■ WHAT TO PRODUCE: Whenever a line of the material contains the string "Host", it should be copied.

[[ STORED DATA, beginning ]]

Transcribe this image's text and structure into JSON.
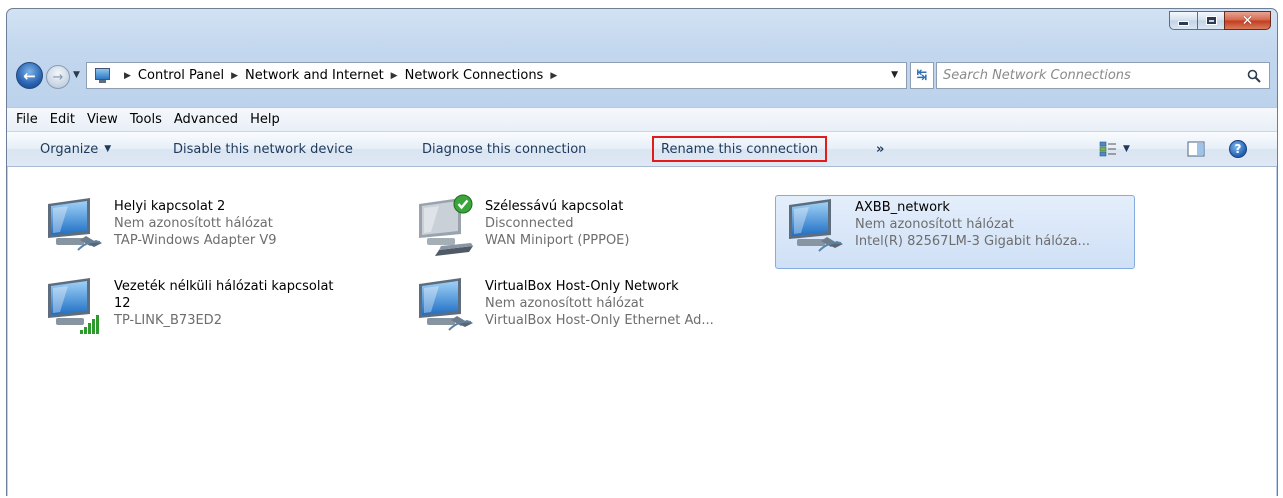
{
  "breadcrumb": [
    "Control Panel",
    "Network and Internet",
    "Network Connections"
  ],
  "search": {
    "placeholder": "Search Network Connections"
  },
  "menu": [
    "File",
    "Edit",
    "View",
    "Tools",
    "Advanced",
    "Help"
  ],
  "commands": {
    "organize": "Organize",
    "disable": "Disable this network device",
    "diagnose": "Diagnose this connection",
    "rename": "Rename this connection",
    "more": "»"
  },
  "highlight_color": "#e21b1b",
  "connections": [
    {
      "name": "Helyi kapcsolat 2",
      "status": "Nem azonosított hálózat",
      "device": "TAP-Windows Adapter V9",
      "icon": "wired-network-icon"
    },
    {
      "name": "Szélessávú kapcsolat",
      "status": "Disconnected",
      "device": "WAN Miniport (PPPOE)",
      "icon": "broadband-network-icon"
    },
    {
      "name": "AXBB_network",
      "status": "Nem azonosított hálózat",
      "device": "Intel(R) 82567LM-3 Gigabit hálóza...",
      "icon": "wired-network-icon",
      "selected": true
    },
    {
      "name": "Vezeték nélküli hálózati kapcsolat",
      "name_line2": "12",
      "device": "TP-LINK_B73ED2",
      "icon": "wireless-network-icon"
    },
    {
      "name": "VirtualBox Host-Only Network",
      "status": "Nem azonosított hálózat",
      "device": "VirtualBox Host-Only Ethernet Ad...",
      "icon": "wired-network-icon"
    }
  ]
}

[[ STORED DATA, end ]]

■ RESPONSE:
      "name": "VirtualBox Host-Only Network",
      "device": "VirtualBox Host-Only Ethernet Ad...",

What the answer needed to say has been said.